What Is MOQ

Ordering from specific factories and warehouses may need a minimum purchase MOQ.As a result, some customers may be turned away from the manufacturer, supplier, or distributor if they are unable or unwilling to meet the minimum order quantity.

Minimum order quantities are used by certain suppliers, particularly in low-margin or highly specialized businesses, and it’s essential to understand how they function and why they would utilize them. The bottom line may benefit from strictly enforcing minimum order quantities.

Quantity Required To Place An Order (MOQ)
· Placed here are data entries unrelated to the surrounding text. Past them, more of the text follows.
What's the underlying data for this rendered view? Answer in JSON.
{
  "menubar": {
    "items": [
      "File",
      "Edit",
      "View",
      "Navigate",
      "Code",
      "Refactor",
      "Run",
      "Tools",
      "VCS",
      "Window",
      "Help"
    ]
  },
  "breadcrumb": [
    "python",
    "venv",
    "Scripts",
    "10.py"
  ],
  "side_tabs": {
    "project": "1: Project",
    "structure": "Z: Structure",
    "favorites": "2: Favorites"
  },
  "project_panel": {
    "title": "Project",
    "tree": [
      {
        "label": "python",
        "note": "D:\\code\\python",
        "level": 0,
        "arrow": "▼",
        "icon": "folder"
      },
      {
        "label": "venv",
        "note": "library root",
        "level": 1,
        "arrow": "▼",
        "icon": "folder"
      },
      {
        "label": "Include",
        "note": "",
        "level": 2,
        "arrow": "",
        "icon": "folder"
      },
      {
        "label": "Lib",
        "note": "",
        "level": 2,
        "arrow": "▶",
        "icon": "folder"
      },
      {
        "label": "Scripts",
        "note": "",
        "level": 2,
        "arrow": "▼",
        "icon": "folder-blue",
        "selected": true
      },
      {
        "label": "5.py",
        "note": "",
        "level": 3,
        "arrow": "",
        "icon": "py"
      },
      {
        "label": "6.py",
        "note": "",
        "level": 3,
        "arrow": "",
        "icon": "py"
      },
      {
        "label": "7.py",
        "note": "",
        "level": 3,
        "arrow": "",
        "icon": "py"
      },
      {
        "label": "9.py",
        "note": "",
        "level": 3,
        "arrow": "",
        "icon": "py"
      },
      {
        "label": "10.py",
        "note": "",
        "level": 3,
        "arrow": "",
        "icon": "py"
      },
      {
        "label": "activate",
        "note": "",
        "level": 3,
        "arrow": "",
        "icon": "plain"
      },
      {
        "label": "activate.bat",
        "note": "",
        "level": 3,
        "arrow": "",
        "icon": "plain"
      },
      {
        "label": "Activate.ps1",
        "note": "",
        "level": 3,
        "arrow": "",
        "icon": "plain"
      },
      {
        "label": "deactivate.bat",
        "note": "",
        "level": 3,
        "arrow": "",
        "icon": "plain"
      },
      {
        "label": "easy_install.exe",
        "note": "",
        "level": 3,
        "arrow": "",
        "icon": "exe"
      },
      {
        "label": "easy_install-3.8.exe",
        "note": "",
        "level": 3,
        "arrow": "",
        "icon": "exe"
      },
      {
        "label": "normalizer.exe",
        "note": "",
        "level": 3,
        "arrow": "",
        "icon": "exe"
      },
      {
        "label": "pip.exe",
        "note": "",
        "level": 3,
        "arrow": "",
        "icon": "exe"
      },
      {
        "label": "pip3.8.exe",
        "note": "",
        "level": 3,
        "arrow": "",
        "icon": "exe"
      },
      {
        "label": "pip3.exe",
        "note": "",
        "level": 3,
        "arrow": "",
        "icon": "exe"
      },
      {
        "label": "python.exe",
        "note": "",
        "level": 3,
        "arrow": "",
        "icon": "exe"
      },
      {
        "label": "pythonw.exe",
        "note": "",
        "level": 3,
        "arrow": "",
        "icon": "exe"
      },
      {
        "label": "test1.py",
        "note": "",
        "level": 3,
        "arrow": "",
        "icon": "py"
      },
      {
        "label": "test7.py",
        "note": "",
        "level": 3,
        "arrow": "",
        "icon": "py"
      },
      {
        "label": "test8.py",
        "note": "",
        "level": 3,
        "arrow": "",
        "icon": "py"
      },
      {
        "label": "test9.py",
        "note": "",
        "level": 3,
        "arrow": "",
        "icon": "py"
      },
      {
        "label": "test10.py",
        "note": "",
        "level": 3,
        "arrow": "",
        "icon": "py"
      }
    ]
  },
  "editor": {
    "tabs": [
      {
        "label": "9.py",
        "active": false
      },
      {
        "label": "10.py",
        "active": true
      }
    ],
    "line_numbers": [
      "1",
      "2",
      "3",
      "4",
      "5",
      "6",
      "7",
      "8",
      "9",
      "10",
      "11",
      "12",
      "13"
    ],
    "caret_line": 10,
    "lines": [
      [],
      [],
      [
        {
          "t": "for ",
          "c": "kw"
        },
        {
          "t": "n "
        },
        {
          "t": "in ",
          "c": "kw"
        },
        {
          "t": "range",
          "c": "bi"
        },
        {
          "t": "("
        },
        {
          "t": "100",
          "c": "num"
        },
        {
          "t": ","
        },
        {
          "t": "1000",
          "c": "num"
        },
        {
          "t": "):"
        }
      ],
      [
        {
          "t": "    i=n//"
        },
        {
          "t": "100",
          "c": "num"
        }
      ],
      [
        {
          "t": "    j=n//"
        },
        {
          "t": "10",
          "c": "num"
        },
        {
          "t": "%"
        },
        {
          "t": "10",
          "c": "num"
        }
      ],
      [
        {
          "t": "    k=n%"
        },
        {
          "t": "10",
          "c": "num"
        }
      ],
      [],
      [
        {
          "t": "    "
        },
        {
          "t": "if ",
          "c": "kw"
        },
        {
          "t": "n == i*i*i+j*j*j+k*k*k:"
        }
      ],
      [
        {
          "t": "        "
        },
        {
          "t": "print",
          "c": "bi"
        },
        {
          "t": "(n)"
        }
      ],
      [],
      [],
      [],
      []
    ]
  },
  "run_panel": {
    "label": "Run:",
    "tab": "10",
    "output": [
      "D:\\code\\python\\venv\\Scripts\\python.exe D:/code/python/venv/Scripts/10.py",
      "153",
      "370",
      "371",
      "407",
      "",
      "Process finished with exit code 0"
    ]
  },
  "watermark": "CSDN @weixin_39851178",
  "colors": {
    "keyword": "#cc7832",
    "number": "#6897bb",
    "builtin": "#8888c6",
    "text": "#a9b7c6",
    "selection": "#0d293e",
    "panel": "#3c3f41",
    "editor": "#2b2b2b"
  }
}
  • Minimum order quantity refers to the minimum number of items purchased in a single transaction. Look at this illustration for a clearer picture of the Minimum Order Quantity concept. Let’s pretend a distributor charges $100 for each widget. There is a $10,000 minimum for orders of 100 or fewer devices from the supplier. 
  • Minimum order quantity may either be set in terms of units or money. This minimum order quantity (MOQ) represents the lowest possible profit that the company may make from a specific purchase. This may include the supplier’s minimum order quantity for raw materials, setup fees, and other administrative charges.
  • Companies often have a minimum order amount set for orders with a single customer. A single t-shirt or head of lettuce sold at a store may make the owner happy, but it usually could be more profitable. They may need to purchase hundreds or thousands of units before selling the goods.
  • The minimum order quantity (MOQ) is used by many manufacturers when selling to wholesalers, who in turn sell it to retailers. This allows customers to pick up a single item or two at the store.
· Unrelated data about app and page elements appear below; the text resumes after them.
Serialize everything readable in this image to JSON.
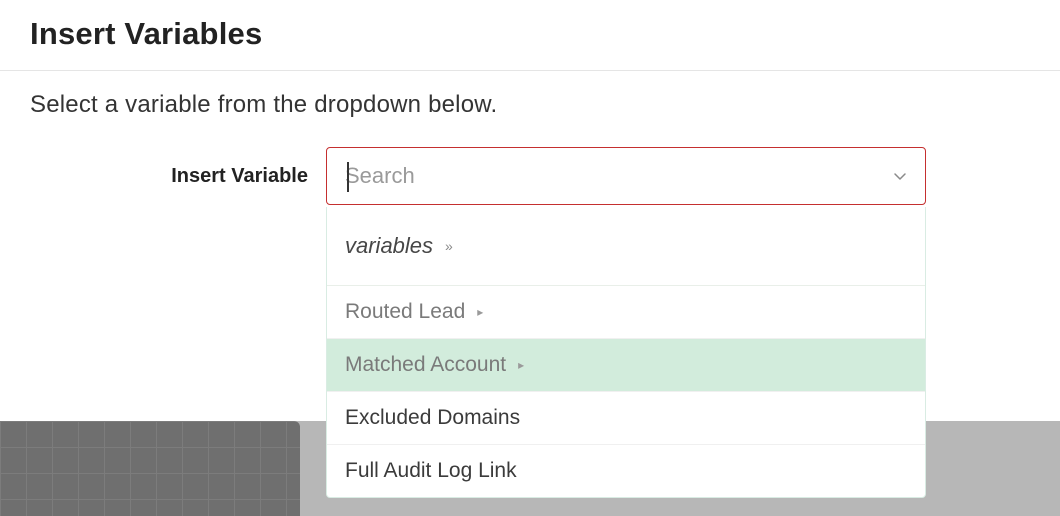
{
  "modal": {
    "title": "Insert Variables",
    "subtitle": "Select a variable from the dropdown below.",
    "field_label": "Insert Variable"
  },
  "search": {
    "placeholder": "Search",
    "value": ""
  },
  "breadcrumb": {
    "label": "variables"
  },
  "options": [
    {
      "label": "Routed Lead",
      "has_children": true,
      "muted": true,
      "hover": false
    },
    {
      "label": "Matched Account",
      "has_children": true,
      "muted": true,
      "hover": true
    },
    {
      "label": "Excluded Domains",
      "has_children": false,
      "muted": false,
      "hover": false
    },
    {
      "label": "Full Audit Log Link",
      "has_children": false,
      "muted": false,
      "hover": false
    }
  ]
}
Suppliers often rely on a minimum order quantity (MOQ)

  • Suppliers primarily use minimum order quantities (MOQs) to boost their gross margin (the amount of money they make per unit of product or service sold). A supplier may need very high sales volumes if it offers low markups or margins on its products to achieve profitability after covering fixed costs like rent and salaries.
  • Reasons and procedures for determining the MOQ vary across industries. When a manufacturing firm, for instance, needs to begin a production run, it may face high initial costs. Without sufficient unit sales, it has no return on investment.
  • The additional time and money required to break down and transport half cases are not worth it to a wholesaler or manufacturer. Thus they would rather sell the whole subject at once. If they were shampoo of sale, the minimum order quantity (MOQ) would be 12 units or one case.
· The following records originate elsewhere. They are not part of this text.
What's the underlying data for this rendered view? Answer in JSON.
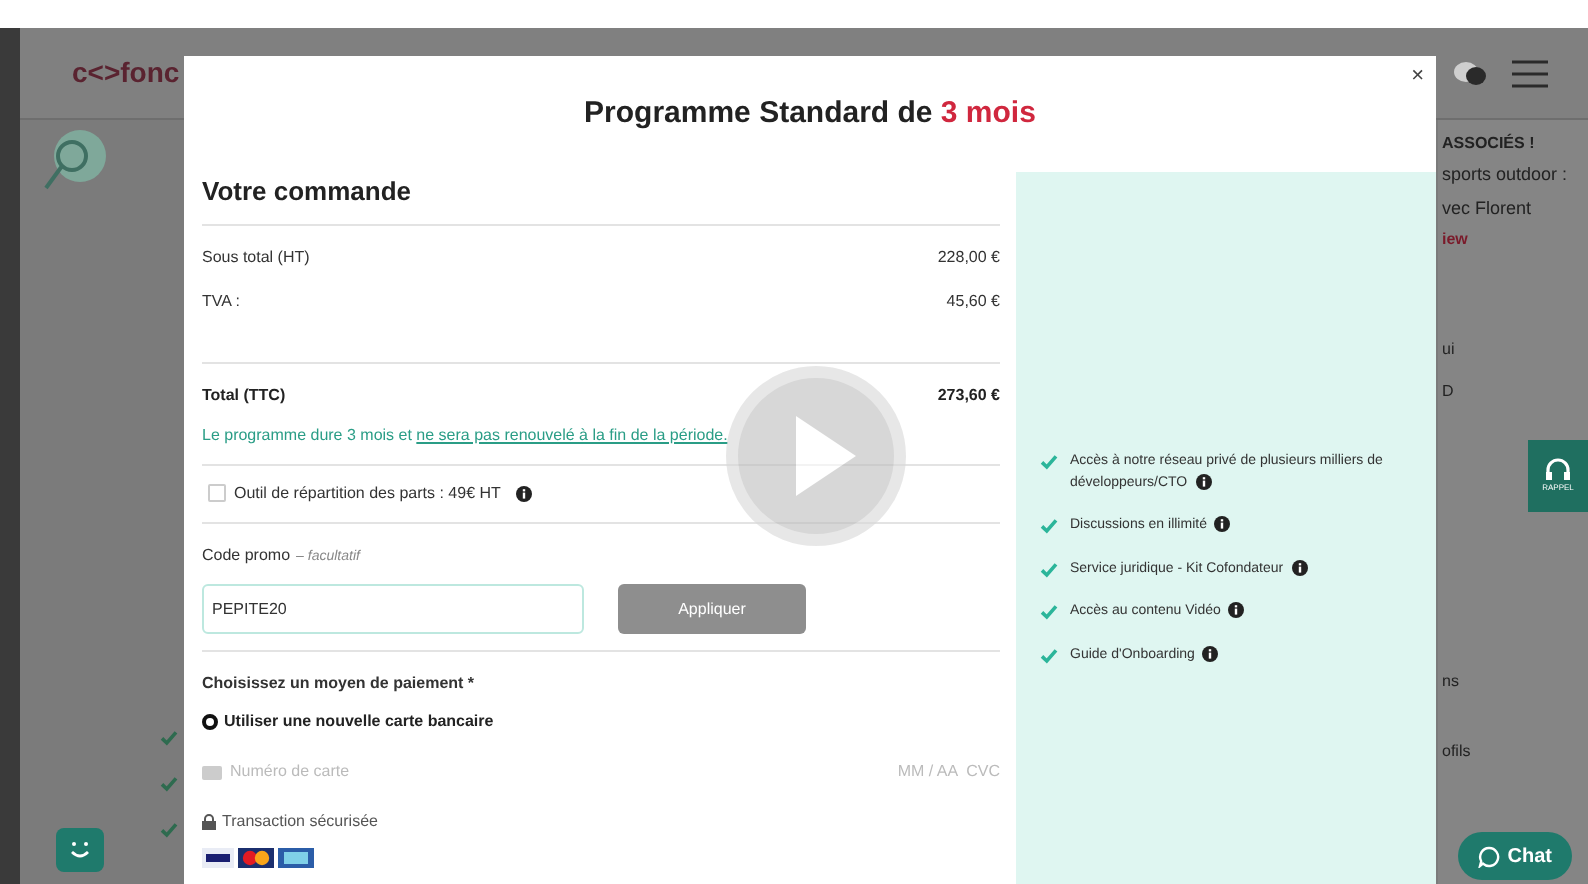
{
  "background": {
    "logo": "c<>fonc",
    "side_texts": [
      "ASSOCIÉS !",
      "sports outdoor :",
      "vec Florent",
      "iew",
      "ui",
      "D",
      "ns",
      "ofils"
    ],
    "rappel": "RAPPEL",
    "chat": "Chat"
  },
  "modal": {
    "close": "×",
    "title": "Programme Standard de ",
    "title_highlight": "3 mois",
    "order": {
      "heading": "Votre commande",
      "lines": [
        {
          "label": "Sous total (HT)",
          "value": "228,00 €"
        },
        {
          "label": "TVA :",
          "value": "45,60 €"
        }
      ],
      "total": {
        "label": "Total (TTC)",
        "value": "273,60 €"
      },
      "notice": "Le programme dure 3 mois et ",
      "notice_link": "ne sera pas renouvelé à la fin de la période."
    },
    "option": {
      "label": "Outil de répartition des parts : 49€ HT",
      "checked": false
    },
    "promo": {
      "label": "Code promo",
      "hint": "– facultatif",
      "value": "PEPITE20",
      "button": "Appliquer",
      "disabled": true
    },
    "payment": {
      "label": "Choisissez un moyen de paiement *",
      "method": "Utiliser une nouvelle carte bancaire",
      "selected": true,
      "card_placeholder": "Numéro de carte",
      "expiry_placeholder": "MM / AA",
      "cvc_placeholder": "CVC",
      "secure": "Transaction sécurisée"
    },
    "features": [
      "Accès à notre réseau privé de plusieurs milliers de développeurs/CTO",
      "Discussions en illimité",
      "Service juridique - Kit Cofondateur",
      "Accès au contenu Vidéo",
      "Guide d'Onboarding"
    ]
  }
}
There is a large minimum order quantity (MOQ)

For suppliers with high MOQs to meet customer demands, keep a sizable stock of goods in the warehouse at all times. To keep inventory levels low and practice just-in-time inventory management, suppliers may require more time to fill orders. Additional stocking is a drain on working capital and storage space.

Nonetheless, they reduce overhead costs by allowing for fewer frequent purchases of products or raw materials, which may lead to cost reductions in aggregate thanks to the supply chain’s greater use of more diverse materials and component components. Although stock-outs are less likely to occur, there is a greater possibility of obsolescence, especially for commodities like electronics.

Small Minimum Order Quantity (MOQ)

  • Due to the lower average order size, suppliers may keep more inventory for orders with a low minimum order quantity. 
  • This may result in less stock on hand but faster turnover. If your minimum order quantity (MOQ) is too low, it might place undue stress on your sales team. 
  • Ordering more frequently leads to higher administrative costs. If a supplier may lessen the risk of obsolescence by keeping the minimum order quantity low, it may run the danger of running out of stock.
By Shelly Conley